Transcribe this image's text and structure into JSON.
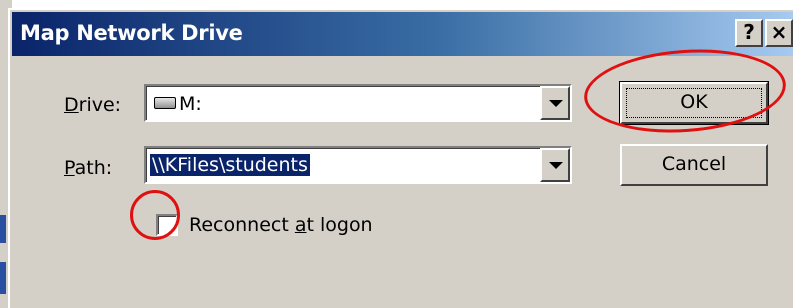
{
  "window": {
    "title": "Map Network Drive",
    "help_label": "?",
    "close_label": "×"
  },
  "form": {
    "drive_label": "Drive:",
    "drive_value": "M:",
    "path_label": "Path:",
    "path_value": "\\\\KFiles\\students",
    "reconnect_label": "Reconnect at logon",
    "reconnect_checked": false
  },
  "buttons": {
    "ok_label": "OK",
    "cancel_label": "Cancel"
  },
  "annotations": {
    "color": "#e01010",
    "targets": [
      "ok-button",
      "reconnect-checkbox"
    ]
  },
  "colors": {
    "dialog_face": "#d4d0c8",
    "titlebar_start": "#0a246a",
    "titlebar_end": "#a6caf0",
    "selection": "#0a246a"
  }
}
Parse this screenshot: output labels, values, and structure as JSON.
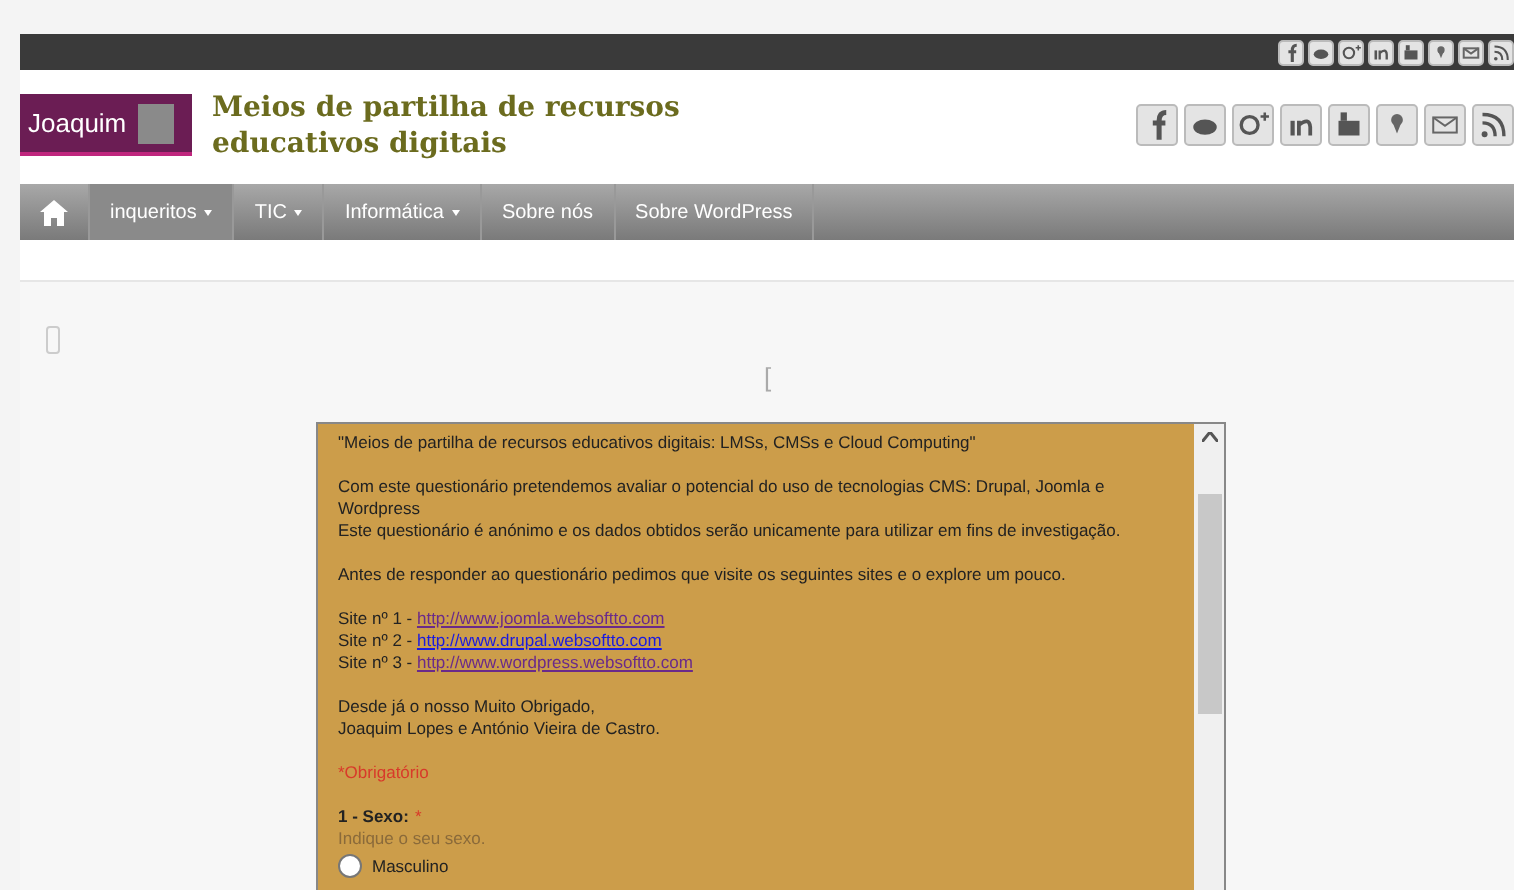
{
  "top_bar": {
    "social_icons": [
      {
        "kind": "facebook"
      },
      {
        "kind": "twitter"
      },
      {
        "kind": "googleplus"
      },
      {
        "kind": "linkedin"
      },
      {
        "kind": "youtube"
      },
      {
        "kind": "maps"
      },
      {
        "kind": "mail"
      },
      {
        "kind": "rss"
      }
    ]
  },
  "header": {
    "logo_text": "Joaquim",
    "site_title": "Meios de partilha de recursos educativos digitais",
    "social_icons": [
      {
        "kind": "facebook"
      },
      {
        "kind": "twitter"
      },
      {
        "kind": "googleplus"
      },
      {
        "kind": "linkedin"
      },
      {
        "kind": "youtube"
      },
      {
        "kind": "maps"
      },
      {
        "kind": "mail"
      },
      {
        "kind": "rss"
      }
    ]
  },
  "nav": {
    "items": [
      {
        "label": "inqueritos",
        "dropdown": true,
        "selected": true
      },
      {
        "label": "TIC",
        "dropdown": true,
        "selected": false
      },
      {
        "label": "Informática",
        "dropdown": true,
        "selected": false
      },
      {
        "label": "Sobre nós",
        "dropdown": false,
        "selected": false
      },
      {
        "label": "Sobre WordPress",
        "dropdown": false,
        "selected": false
      }
    ]
  },
  "content": {
    "bracket": "[",
    "form": {
      "paragraphs": [
        {
          "lines": [
            "\"Meios de partilha de recursos educativos digitais: LMSs, CMSs e Cloud Computing\""
          ]
        },
        {
          "lines": [
            "Com este questionário pretendemos avaliar o potencial do uso de tecnologias CMS: Drupal, Joomla e Wordpress",
            "Este questionário é anónimo e os dados obtidos serão unicamente para utilizar em fins de investigação."
          ]
        },
        {
          "lines": [
            "Antes de responder ao questionário pedimos que visite os seguintes sites e o explore um pouco."
          ]
        },
        {
          "sites": [
            {
              "label": "Site nº 1 - ",
              "url": "http://www.joomla.websoftto.com",
              "visited": true
            },
            {
              "label": "Site nº 2 - ",
              "url": "http://www.drupal.websoftto.com",
              "visited": false
            },
            {
              "label": "Site nº 3 - ",
              "url": "http://www.wordpress.websoftto.com",
              "visited": true
            }
          ]
        },
        {
          "lines": [
            "Desde já o nosso Muito Obrigado,",
            "Joaquim Lopes e António Vieira de Castro."
          ]
        }
      ],
      "required_note": "*Obrigatório",
      "question": {
        "title": "1 - Sexo:",
        "required_mark": "*",
        "help": "Indique o seu sexo.",
        "options": [
          {
            "label": "Masculino",
            "selected": false
          }
        ]
      }
    }
  }
}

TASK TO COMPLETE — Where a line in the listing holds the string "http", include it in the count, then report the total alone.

THE ANSWER — 3